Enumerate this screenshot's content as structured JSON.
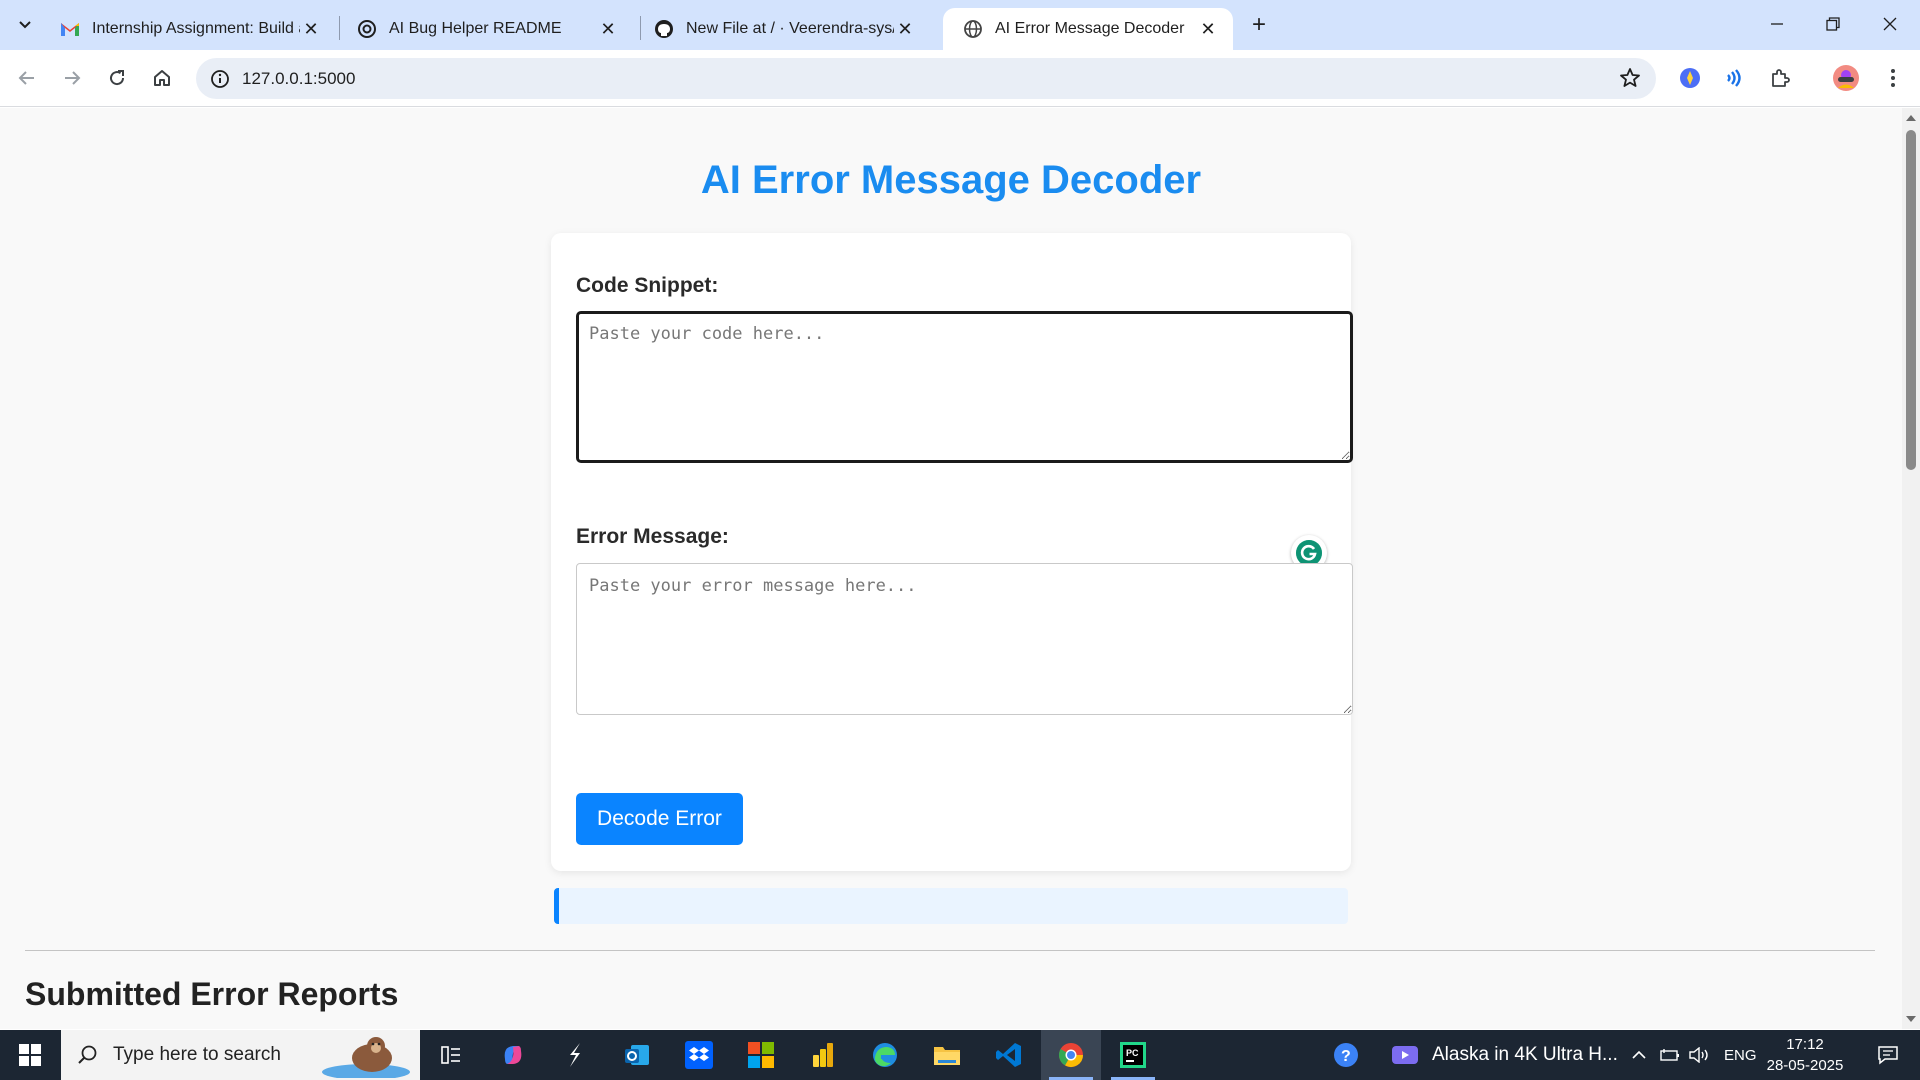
{
  "browser": {
    "tabs": [
      {
        "title": "Internship Assignment: Build a T",
        "icon": "gmail-icon"
      },
      {
        "title": "AI Bug Helper README",
        "icon": "chatgpt-icon"
      },
      {
        "title": "New File at / · Veerendra-sys/M",
        "icon": "github-icon"
      },
      {
        "title": "AI Error Message Decoder",
        "icon": "globe-icon",
        "active": true
      }
    ],
    "url": "127.0.0.1:5000"
  },
  "page": {
    "title": "AI Error Message Decoder",
    "code_label": "Code Snippet:",
    "code_placeholder": "Paste your code here...",
    "error_label": "Error Message:",
    "error_placeholder": "Paste your error message here...",
    "button_label": "Decode Error",
    "reports_title": "Submitted Error Reports"
  },
  "taskbar": {
    "search_placeholder": "Type here to search",
    "media_title": "Alaska in 4K Ultra H...",
    "language": "ENG",
    "time": "17:12",
    "date": "28-05-2025"
  },
  "colors": {
    "accent": "#0a84ff",
    "title": "#1a8cf0",
    "tabstrip": "#d3e3fd"
  }
}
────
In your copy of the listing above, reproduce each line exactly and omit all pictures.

Enumerate this screenshot's content as structured JSON.
{
  "browser": {
    "tabs": [
      {
        "title": "Internship Assignment: Build a T",
        "icon": "gmail-icon"
      },
      {
        "title": "AI Bug Helper README",
        "icon": "chatgpt-icon"
      },
      {
        "title": "New File at / · Veerendra-sys/M",
        "icon": "github-icon"
      },
      {
        "title": "AI Error Message Decoder",
        "icon": "globe-icon",
        "active": true
      }
    ],
    "url": "127.0.0.1:5000"
  },
  "page": {
    "title": "AI Error Message Decoder",
    "code_label": "Code Snippet:",
    "code_placeholder": "Paste your code here...",
    "error_label": "Error Message:",
    "error_placeholder": "Paste your error message here...",
    "button_label": "Decode Error",
    "reports_title": "Submitted Error Reports"
  },
  "taskbar": {
    "search_placeholder": "Type here to search",
    "media_title": "Alaska in 4K Ultra H...",
    "language": "ENG",
    "time": "17:12",
    "date": "28-05-2025"
  },
  "colors": {
    "accent": "#0a84ff",
    "title": "#1a8cf0",
    "tabstrip": "#d3e3fd"
  }
}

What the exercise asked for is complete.